Much of contemporary spirituality, from forms of Christianity known as the Prosperity Gospel, to distortions of New Thought, to more contemporary forms of spirituality, have as either a primary or a principle goal the accumulation of wealth. If you follow the path, supposedly you will get rich, though honesty compels me to say that is not the experience of most people following this path. Is this a legitimate spiritual goal? Of course, that’s a different question than asking if the accumulation of wealth is a legitimate personal goal. In terms of accumulating wealth as a personal goal, I say go right ahead and knock yourself out. Truly, best of luck to you and I hope you succeed. Keep in mind that, as a group, wealthy people experience less sense of personal satisfaction and contentment than the population at large, so don’t expect it to be a panacea.
In truth, wealth brings with it a host of new concerns. If I am wealthy, I worry about maintaining my wealth. I am deluged by new “friends,” very interested in divesting me of my wealth. Given the human tendency to evaluate ourselves against each other, I wonder if there ever is enough wealth. Only one person can sit at the top of the wealth pile, which means that most people who have that as their goal are going to fail – and failure seldom brings happiness.
Does wealth come our way by virtue of living a spiritually virtuous life? There is no reason to think so. Most of the people we would hold up as paragons of virtue – Mother Theresa, The Dalai Lama, The Pope (I know, I know, but let’s be charitable here), Gurus, Lamas, and others – have renounced wealth. Not all of them, but clearly most of them have done so. There are also examples of religious leaders who have in fact amassed wealth and lived opulent lives, but most of them are criticized for doing so, not adored. To be sure, some of that intentional poverty comes out of a spirituality of asceticism that I don’t endorse, but even in a more horizontal spirituality of non-attachment (e.g. The Dalai Lama) it is recognized that to build wealth is almost inevitably to become attached to money. Attachment is always a barrier to spiritual growth.
The truth is that most of the people who claim that they have prosperity as a result of spiritual development are the very people who teach that faithful people become rich – and they got rich by selling their message. So if prosperity is not the result of spiritual practice, can it be considered a valid goal of spiritual practice? I believe that depends on whether it is a primary or a secondary goal. A primary spiritual goal is what it sounds like – the main focus of our spiritual practice. A secondary goal is a goal that is achieved as a secondary result of working toward the primary goal. Suppose that I resolve to engage in a spiritual practice such as meditation that will help me to take a step back from intense situations and look at them more objectively. As a result, I begin to see that much of what I used to believe were direct personal attacks were actually just people responding out of their own pain and brokenness. This allows me to become more patient, more compassionate, more forgiving. I become a kinder, gentler person at work and my customers and co-workers begin to see me as someone they can trust. As a result, my performance improves and I do more business, get a raise or a promotion, and become more valued. In this scenario, I will certainly be better off financially – not because I set out to become prosperous, but rather because I set out to travel the spiritual path.

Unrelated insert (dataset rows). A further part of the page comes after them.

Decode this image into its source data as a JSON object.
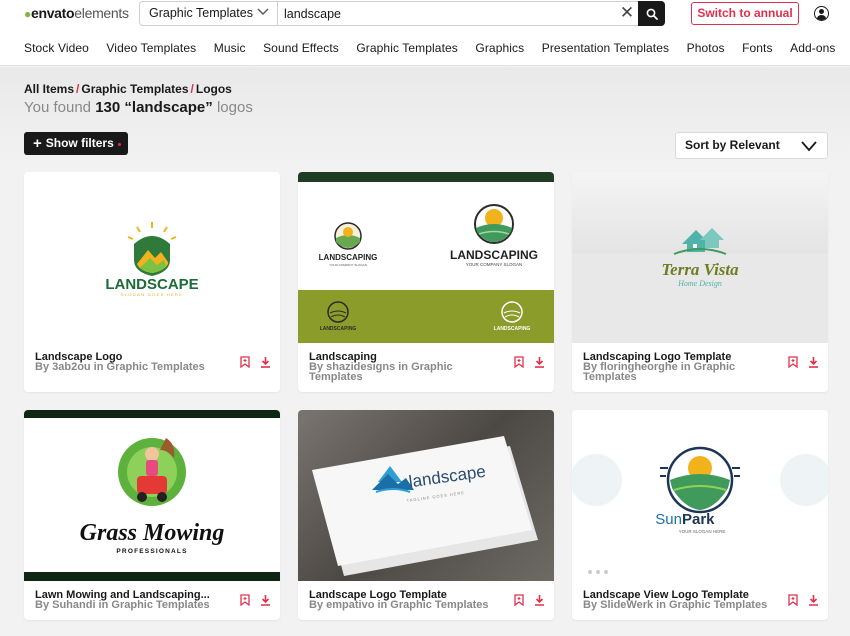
{
  "brand": {
    "name_bold": "envato",
    "name_light": "elements",
    "leaf": "●"
  },
  "search": {
    "category": "Graphic Templates",
    "query": "landscape",
    "clear_glyph": "✕"
  },
  "header": {
    "annual_label": "Switch to annual"
  },
  "nav": [
    "Stock Video",
    "Video Templates",
    "Music",
    "Sound Effects",
    "Graphic Templates",
    "Graphics",
    "Presentation Templates",
    "Photos",
    "Fonts",
    "Add-ons"
  ],
  "breadcrumb": {
    "items": [
      "All Items",
      "Graphic Templates",
      "Logos"
    ],
    "separator": "/"
  },
  "results": {
    "prefix": "You found",
    "count": "130",
    "term": "“landscape”",
    "suffix": "logos"
  },
  "filters": {
    "label": "Show filters"
  },
  "sort": {
    "label": "Sort by Relevant"
  },
  "cards": [
    {
      "title": "Landscape Logo",
      "meta": "By 3ab2ou in Graphic Templates",
      "thumb_text": {
        "main": "LANDSCAPE",
        "sub": "SLOGAN GOES HERE"
      }
    },
    {
      "title": "Landscaping",
      "meta": "By shazidesigns in Graphic Templates",
      "thumb_text": {
        "main": "LANDSCAPING",
        "sub": "YOUR COMPANY SLOGAN"
      }
    },
    {
      "title": "Landscaping Logo Template",
      "meta": "By floringheorghe in Graphic Templates",
      "thumb_text": {
        "main": "Terra Vista",
        "sub": "Home Design"
      }
    },
    {
      "title": "Lawn Mowing and Landscaping...",
      "meta": "By Suhandi in Graphic Templates",
      "thumb_text": {
        "main": "Grass Mowing",
        "sub": "PROFESSIONALS"
      }
    },
    {
      "title": "Landscape Logo Template",
      "meta": "By empativo in Graphic Templates",
      "thumb_text": {
        "main": "landscape",
        "sub": "TAGLINE GOES HERE"
      }
    },
    {
      "title": "Landscape View Logo Template",
      "meta": "By SlideWerk in Graphic Templates",
      "thumb_text": {
        "main_a": "Sun",
        "main_b": "Park",
        "sub": "YOUR SLOGAN HERE"
      }
    }
  ],
  "colors": {
    "accent": "#e0304d",
    "dark": "#191919",
    "brand_green": "#82b541"
  }
}
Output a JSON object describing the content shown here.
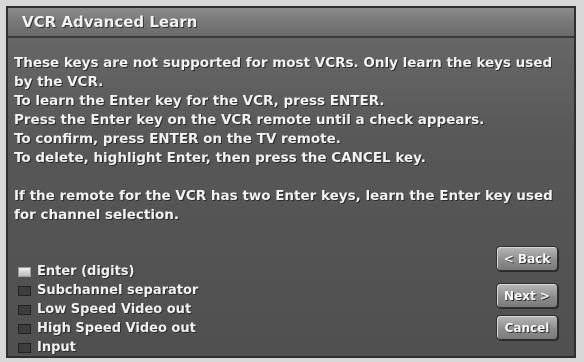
{
  "window": {
    "title": "VCR Advanced Learn"
  },
  "instructions": [
    "These keys are not supported for most VCRs. Only learn the keys used",
    "by the VCR.",
    "To learn the Enter key for the VCR, press ENTER.",
    "Press the Enter key on the VCR remote until a check appears.",
    "To confirm, press ENTER on the TV remote.",
    "To delete, highlight Enter, then press the CANCEL key.",
    "",
    "If the remote for the VCR has two Enter keys, learn the Enter key used",
    "for channel selection."
  ],
  "keys": [
    {
      "label": "Enter (digits)",
      "active": true
    },
    {
      "label": "Subchannel separator",
      "active": false
    },
    {
      "label": "Low Speed Video out",
      "active": false
    },
    {
      "label": "High Speed Video out",
      "active": false
    },
    {
      "label": "Input",
      "active": false
    }
  ],
  "buttons": {
    "back": "< Back",
    "next": "Next >",
    "cancel": "Cancel"
  }
}
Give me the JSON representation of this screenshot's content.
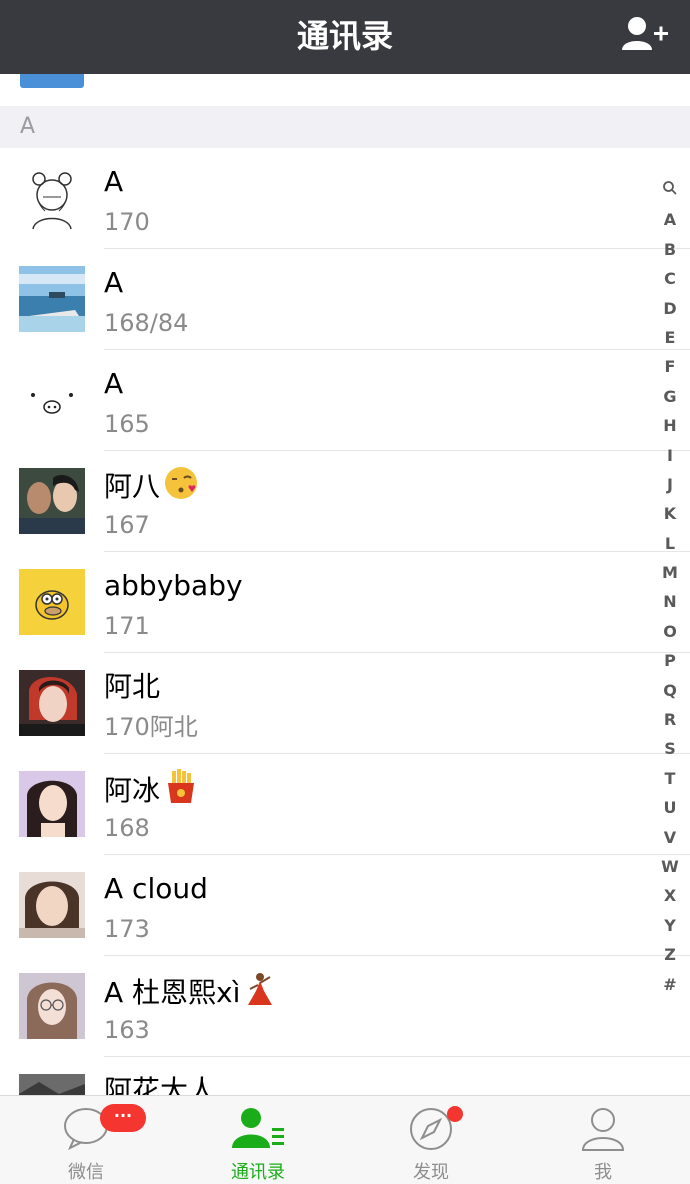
{
  "header": {
    "title": "通讯录",
    "add_icon": "add-contact-icon"
  },
  "section": {
    "letter": "A"
  },
  "contacts": [
    {
      "name": "A",
      "sub": "170",
      "avatar": "sketch-girl-avatar"
    },
    {
      "name": "A",
      "sub": "168/84",
      "avatar": "seaside-photo-avatar"
    },
    {
      "name": "A",
      "sub": "165",
      "avatar": "pig-face-avatar"
    },
    {
      "name": "阿八",
      "sub": "167",
      "avatar": "couple-photo-avatar",
      "emoji": "kissing-face"
    },
    {
      "name": "abbybaby",
      "sub": "171",
      "avatar": "cartoon-yellow-avatar"
    },
    {
      "name": "阿北",
      "sub": "170阿北",
      "avatar": "portrait-red-hair-avatar"
    },
    {
      "name": "阿冰",
      "sub": "168",
      "avatar": "portrait-woman-avatar",
      "emoji": "french-fries"
    },
    {
      "name": "A cloud",
      "sub": "173",
      "avatar": "selfie-avatar"
    },
    {
      "name": "A 杜恩熙xì",
      "sub": "163",
      "avatar": "portrait-glasses-avatar",
      "emoji": "dancer"
    },
    {
      "name": "阿花大人",
      "sub": "",
      "avatar": "dark-photo-avatar"
    }
  ],
  "index_bar": [
    "A",
    "B",
    "C",
    "D",
    "E",
    "F",
    "G",
    "H",
    "I",
    "J",
    "K",
    "L",
    "M",
    "N",
    "O",
    "P",
    "Q",
    "R",
    "S",
    "T",
    "U",
    "V",
    "W",
    "X",
    "Y",
    "Z",
    "#"
  ],
  "tabs": [
    {
      "label": "微信",
      "icon": "chat-bubble-icon",
      "badge": "···"
    },
    {
      "label": "通讯录",
      "icon": "contacts-icon",
      "active": true
    },
    {
      "label": "发现",
      "icon": "compass-icon",
      "dot": true
    },
    {
      "label": "我",
      "icon": "person-icon"
    }
  ],
  "colors": {
    "header_bg": "#393a3f",
    "active_green": "#1aad19",
    "badge_red": "#f43530"
  }
}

Years ago, I heard the story of a bishop in the Independent Sacramental Movement who would dress up in his bishop’s vestments, sit in his church on his episcopal throne (that is the proper, if unfortunate, title for a bishop’s chair in a cathedral) and send people to stand in front of the church like carnival barkers inviting people in to see the bishop. Not surprisingly, he didn’t have many takers. Of the few who did poke their heads inside to see him sitting in his finery, holding his crozier (bishop’s staff), sitting on his throne, most of them asked who this guy thought he was – a very good question, indeed – and left without approaching him. If he had taken off his ecclesiastical drag show attire and gone out into the streets to actually meet and work with people in need, perhaps people would have wanted to speak with him. I believe he would also have lost his desire to sit on his throne offering “audiences” to passersby.
I relate that story because it is very relevant to the notion of having prosperity as a primary spiritual goal. Both situations are all about me, myself, and I. My money, my wealth, my fame, my recognition, and the honor and respect due to me. There is no valid spiritual goal that is all about me! “Me” is nothing more than an ego trip, no matter how well we dress it up and attempt to disguise it, and ego trips are inherently counter-spiritual. Whether it’s ecclesiastical finery or a promise to use our prosperity to help others, such proposals all ask for payment up front (so to speak) based upon a future promise of doing good deeds in return – not exactly a trust based arrangement!
The spiritual path should be about my spiritual growth and development so that I can benefit all living beings. That means that the development of compassion, altruism, patience, and the ability to love wastefully should be primary goals. If money comes along the way, great! There’s nothing wrong with money – or anything else – unless we become attached to it and start worshiping it as some sort of lesser god. The truth is that if money does come, we won’t know how to handle it responsibly unless we have developed the virtues listed above.